Some areas of science take lots of people many years to design a single experiment, collect the data and analyse it. In the design of organic semiconductors, things move pretty quickly. Our experiments to measure the properties of new materials are fairly quick to carry out, it’s more that chemists are making so many materials and we would like to understand them all!
A lot of my time is spent sitting at my desk with my computer. One screen is usually full of technical documentation and google searches. On the other screen I’m usually logged into a computer cluster somewhere in the world. Here I tell the computers what I would like calculated, check on jobs that I set running days ago and write little bits of computer code to analyse the results and convert data from one form to another, plot the data and interpret the result. Quite a lot of time I just spend thinking, usually along the lines of: “Does this make sense?” and… “How can I check this result?”
I always try and get a visual sense of what is going on, so I spend some time making pictures of the molecules and electronic processes that are occurring.
Our labs are spread out through the whole building, so if I’m doing some experimental work I seem to find myself spending a lot of time walking! New chemicals are made in very small quantities at first (sometimes you just get a few flecks of dust!), and are extremely precious, so you walk around holding these tiny glass vials like precious eggs.

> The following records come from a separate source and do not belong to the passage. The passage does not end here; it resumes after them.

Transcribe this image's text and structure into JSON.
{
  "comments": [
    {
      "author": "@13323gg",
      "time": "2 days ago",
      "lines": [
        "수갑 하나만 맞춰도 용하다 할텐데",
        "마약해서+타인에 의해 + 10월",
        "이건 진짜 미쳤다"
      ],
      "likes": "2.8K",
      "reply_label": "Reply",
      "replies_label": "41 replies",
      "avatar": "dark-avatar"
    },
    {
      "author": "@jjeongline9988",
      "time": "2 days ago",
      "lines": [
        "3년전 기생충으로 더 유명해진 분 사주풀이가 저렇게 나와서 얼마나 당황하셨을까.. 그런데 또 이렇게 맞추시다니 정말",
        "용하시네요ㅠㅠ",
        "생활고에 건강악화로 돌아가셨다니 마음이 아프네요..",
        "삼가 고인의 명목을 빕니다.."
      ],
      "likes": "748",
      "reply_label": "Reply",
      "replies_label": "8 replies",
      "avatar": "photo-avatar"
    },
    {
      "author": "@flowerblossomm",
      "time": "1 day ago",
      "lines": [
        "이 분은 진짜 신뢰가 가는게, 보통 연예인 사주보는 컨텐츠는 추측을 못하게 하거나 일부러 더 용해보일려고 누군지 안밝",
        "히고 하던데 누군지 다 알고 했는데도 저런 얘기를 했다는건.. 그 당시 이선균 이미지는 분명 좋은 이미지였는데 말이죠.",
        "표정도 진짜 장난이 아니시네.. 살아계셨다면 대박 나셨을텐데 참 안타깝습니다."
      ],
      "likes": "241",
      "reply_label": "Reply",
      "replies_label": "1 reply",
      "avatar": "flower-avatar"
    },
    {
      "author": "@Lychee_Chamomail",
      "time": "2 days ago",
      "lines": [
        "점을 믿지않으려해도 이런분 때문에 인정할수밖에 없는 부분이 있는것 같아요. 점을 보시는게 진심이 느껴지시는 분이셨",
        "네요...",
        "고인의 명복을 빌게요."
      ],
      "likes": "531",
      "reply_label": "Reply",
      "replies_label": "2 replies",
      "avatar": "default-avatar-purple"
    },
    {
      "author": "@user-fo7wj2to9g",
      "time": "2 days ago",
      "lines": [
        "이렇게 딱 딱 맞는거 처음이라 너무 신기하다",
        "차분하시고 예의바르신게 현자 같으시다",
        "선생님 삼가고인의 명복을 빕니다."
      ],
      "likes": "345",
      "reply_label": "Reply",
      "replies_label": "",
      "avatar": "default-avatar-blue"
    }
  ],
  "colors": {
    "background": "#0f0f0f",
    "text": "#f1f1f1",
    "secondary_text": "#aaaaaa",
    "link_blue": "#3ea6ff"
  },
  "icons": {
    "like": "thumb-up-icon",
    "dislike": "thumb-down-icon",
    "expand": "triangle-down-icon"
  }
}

Every other week during term time I tutor undergraduate students. So I spend some time setting and marking homework, and then spending an hour long lesson talking with small groups of four in a classroom.
Scientists often give talks to one another about what they’ve been researching, and trying to understand. Lots of different types of scientist work on organic electronics at Imperial, so regularly I find myself going to different departments to hear people speak. Occasionally I give a talk to them about the latest things I’ve been looking into.
Also, very important for science is socialising and coffee. The Blackett laboratory has a fantastic coffee room, with a roof terrace eight floors above the ground. Physicists spend a lot of time in dark or dimly lit laboratories as the light interferes with our optical measurements, so it’s nice to sit outside in the sunshine!
Chatting over a drink or lunch is really useful in understanding the little things and hear what other people think may help.
What I'd do with the prize money:
Make a solar cell out of raspberries to show people at schools just how amazing photovoltaics are.
How would you describe yourself in 3 words?
Excitable, intense, disorganised.
Were you ever in trouble at school?
Yes! Nothing major though 8)
Who is your favourite singer or band?
Ooh – too many to describe! I listen to music all the time, to help me focus at work, to relax at home. The only time I don’t is when I’m in the lab — you need to be able to hear the alarms!
If you had 3 wishes for yourself what would they be? - be honest!
More time! There’s so much to see and do in the world, so many people to meet and ideas to talk about. Just give me that one wish and I’ll give my other two away.
Tell us a joke.
“Hey, we don’t serve faster-than-light neutrinos here!” said the bartender. A neutrino walks into a bar.